McFadden's research is aimed at understanding how vegetation affects the climate, air quality, and water cycling of cities and suburbs, and how this knowledge can be used to improve urban design and regional planning. On this project, McFadden uses satellite data, geographic information systems (GIS), and models to extrapolate from the 3,100 households in the metropolitan region.

Although the specific measurements taken in Minneapolis-St. Paul can't be directly applied to all cities, the insights that researchers are gaining into how different factors influence people's choices and ultimately their households' effects on the environment, may apply broadly to other cities. King points out that the choices individuals make every day, such as the things people buy and the ways in which they travel, are important.

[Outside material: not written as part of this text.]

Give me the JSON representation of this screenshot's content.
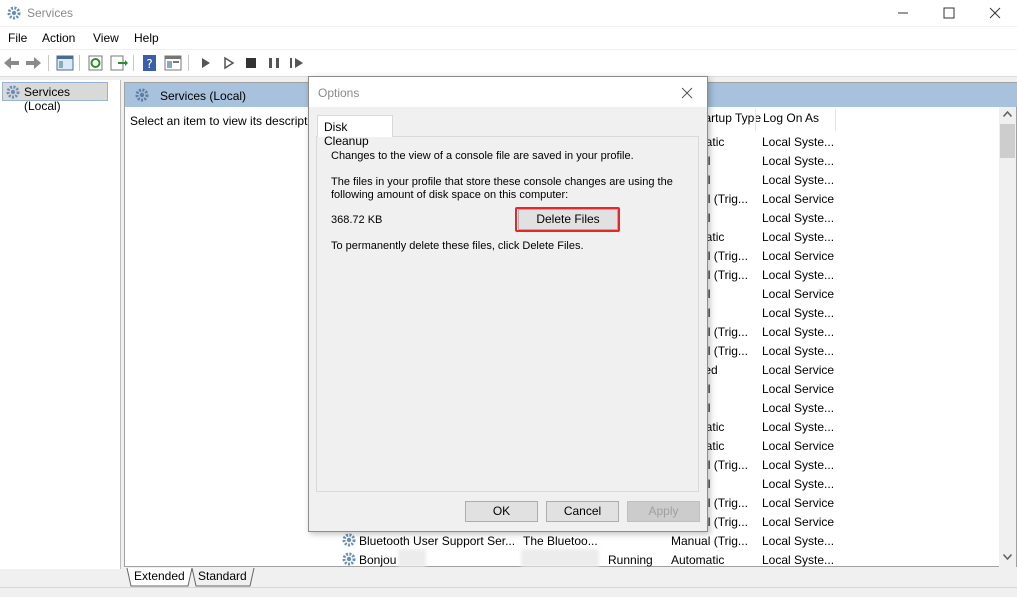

The Twin Cities project represents a big leap forward in specifically measuring the impacts of these choices.


'/>"/>

Contact: Gail Gallessich
gail.g@ia.ucsb.edu
805-893-7220
University of California - Santa Barbara
Source:Eurekalert

Related biology news :

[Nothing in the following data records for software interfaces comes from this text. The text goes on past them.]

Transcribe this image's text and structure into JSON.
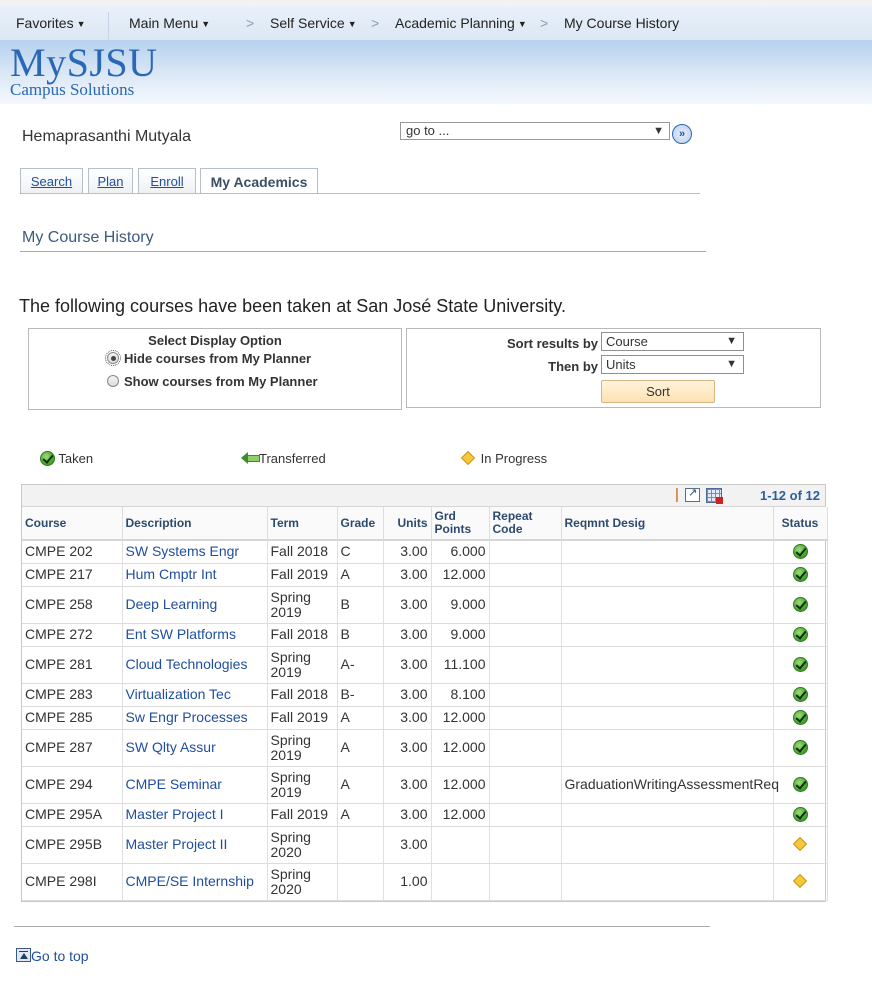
{
  "topnav": {
    "favorites": "Favorites",
    "main_menu": "Main Menu",
    "breadcrumbs": [
      "Self Service",
      "Academic Planning",
      "My Course History"
    ],
    "separator": ">"
  },
  "header": {
    "logo_main": "MySJSU",
    "logo_sub": "Campus Solutions"
  },
  "student_name": "Hemaprasanthi Mutyala",
  "goto": {
    "value": "go to ...",
    "button_label": "»"
  },
  "tabs": [
    {
      "label": "Search",
      "active": false
    },
    {
      "label": "Plan",
      "active": false
    },
    {
      "label": "Enroll",
      "active": false
    },
    {
      "label": "My Academics",
      "active": true
    }
  ],
  "page_title": "My Course History",
  "intro_text": "The following courses have been taken at San José State University.",
  "display_option": {
    "title": "Select Display Option",
    "options": [
      {
        "label": "Hide courses from My Planner",
        "checked": true
      },
      {
        "label": "Show courses from My Planner",
        "checked": false
      }
    ]
  },
  "sort": {
    "sort_by_label": "Sort results by",
    "sort_by_value": "Course",
    "then_by_label": "Then by",
    "then_by_value": "Units",
    "button_label": "Sort"
  },
  "legend": {
    "taken": "Taken",
    "transferred": "Transferred",
    "in_progress": "In Progress"
  },
  "grid": {
    "count": "1-12 of 12",
    "columns": [
      "Course",
      "Description",
      "Term",
      "Grade",
      "Units",
      "Grd Points",
      "Repeat Code",
      "Reqmnt Desig",
      "Status"
    ],
    "rows": [
      {
        "course": "CMPE 202",
        "description": "SW Systems Engr",
        "term": "Fall 2018",
        "grade": "C",
        "units": "3.00",
        "grd_points": "6.000",
        "repeat_code": "",
        "reqmnt_desig": "",
        "status": "taken"
      },
      {
        "course": "CMPE 217",
        "description": "Hum Cmptr Int",
        "term": "Fall 2019",
        "grade": "A",
        "units": "3.00",
        "grd_points": "12.000",
        "repeat_code": "",
        "reqmnt_desig": "",
        "status": "taken"
      },
      {
        "course": "CMPE 258",
        "description": "Deep Learning",
        "term": "Spring 2019",
        "grade": "B",
        "units": "3.00",
        "grd_points": "9.000",
        "repeat_code": "",
        "reqmnt_desig": "",
        "status": "taken"
      },
      {
        "course": "CMPE 272",
        "description": "Ent SW Platforms",
        "term": "Fall 2018",
        "grade": "B",
        "units": "3.00",
        "grd_points": "9.000",
        "repeat_code": "",
        "reqmnt_desig": "",
        "status": "taken"
      },
      {
        "course": "CMPE 281",
        "description": "Cloud Technologies",
        "term": "Spring 2019",
        "grade": "A-",
        "units": "3.00",
        "grd_points": "11.100",
        "repeat_code": "",
        "reqmnt_desig": "",
        "status": "taken"
      },
      {
        "course": "CMPE 283",
        "description": "Virtualization Tec",
        "term": "Fall 2018",
        "grade": "B-",
        "units": "3.00",
        "grd_points": "8.100",
        "repeat_code": "",
        "reqmnt_desig": "",
        "status": "taken"
      },
      {
        "course": "CMPE 285",
        "description": "Sw Engr Processes",
        "term": "Fall 2019",
        "grade": "A",
        "units": "3.00",
        "grd_points": "12.000",
        "repeat_code": "",
        "reqmnt_desig": "",
        "status": "taken"
      },
      {
        "course": "CMPE 287",
        "description": "SW Qlty Assur",
        "term": "Spring 2019",
        "grade": "A",
        "units": "3.00",
        "grd_points": "12.000",
        "repeat_code": "",
        "reqmnt_desig": "",
        "status": "taken"
      },
      {
        "course": "CMPE 294",
        "description": "CMPE Seminar",
        "term": "Spring 2019",
        "grade": "A",
        "units": "3.00",
        "grd_points": "12.000",
        "repeat_code": "",
        "reqmnt_desig": "GraduationWritingAssessmentReq",
        "status": "taken"
      },
      {
        "course": "CMPE 295A",
        "description": "Master Project I",
        "term": "Fall 2019",
        "grade": "A",
        "units": "3.00",
        "grd_points": "12.000",
        "repeat_code": "",
        "reqmnt_desig": "",
        "status": "taken"
      },
      {
        "course": "CMPE 295B",
        "description": "Master Project II",
        "term": "Spring 2020",
        "grade": "",
        "units": "3.00",
        "grd_points": "",
        "repeat_code": "",
        "reqmnt_desig": "",
        "status": "in_progress"
      },
      {
        "course": "CMPE 298I",
        "description": "CMPE/SE Internship",
        "term": "Spring 2020",
        "grade": "",
        "units": "1.00",
        "grd_points": "",
        "repeat_code": "",
        "reqmnt_desig": "",
        "status": "in_progress"
      }
    ]
  },
  "go_to_top": "Go to top",
  "colors": {
    "link": "#1f4e9e",
    "taken_green": "#3f9f2a",
    "in_progress_yellow": "#f7c83c",
    "sort_button": "#fde2b2"
  }
}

1. Study: urban black bears live fast, die young
2. UC Riverside scientist to explore how vegetation affects urban heat islands
3. Networks of small habitat patches can preserve urban biodiversity
4. Urban trees enhance water infiltration
5. The physics of star-forming clouds and the urban environment
6. A win-win: U-pick pumpkin farms recycle urban leaves
7. New pollution radar developed to provide unprecedented picture of urban smog
8. Urban myth disproved: Fingerprints do not improve grip friction
9. Urban water ecology at the ESA annual meeting
10. Chloride found at levels that can harm aquatic life in urban streams of the Northern US
11. Nitrogen mysteries in urban grasslands
Post Your Comments:
*Name:
*Comment:
*Email:
(Date:5/16/2017)... -- Veratad Technologies, LLC ( www.veratad.com ), an innovative and ... solutions, announced today they will participate as a sponsor ... May 17, 2017, in Washington D.C.,s ... Identity impacts the lives of billions of ... digital world, defining identity is critical to nearly every ...
(Date:5/6/2017)... , May 5, 2017 ... just announced a new breakthrough in biometric authentication ... exploits quantum mechanical properties to perform biometric authentication. These ... smart semiconductor material created by Ram Group and ... finance, entertainment, transportation, supply chains and security. Ram ...
(Date:4/19/2017)... New York , April 19, 2017 ... competitive, as its vendor landscape is marked by the ... the market is however held by five major players ... Safran. Together these companies accounted for nearly 61% of ... of the leading companies in the global military biometrics ...
Breaking Biology News(10 mins):
(Date:10/10/2017)... (PRWEB) , ... October 10, 2017 , ... ... Science Center’s FirstHand program has won a US2020 STEM Mentoring Award. Representatives of ... award for Excellence in Volunteer Experience from US2020. , US2020’s mission is to ...
(Date:10/10/2017)... ... October 10, 2017 , ... USDM Life Sciences ... the life sciences and healthcare industries, announces a presentation by Subbu Viswanathan and ... presentation, “Automating GxP Validation for Agile Cloud Platforms,” will present a revolutionary approach ...
(Date:10/9/2017)... (PRWEB) , ... October 09, 2017 , ... At its ... Dr. Christopher Stubbs, a professor in Harvard University’s Departments of Physics and Astronomy, has ... was a member of the winning team for the 2015 Breakthrough Prize in Fundamental ...
(Date:10/7/2017)... ... October 06, 2017 , ... ... Hi-C metagenome deconvolution product, featuring the first commercially available Hi-C kit. Researchers ... perform Hi-C metagenome deconvolution using their own facilities, supplementing the company’s full-service ...
Breaking Biology Technology: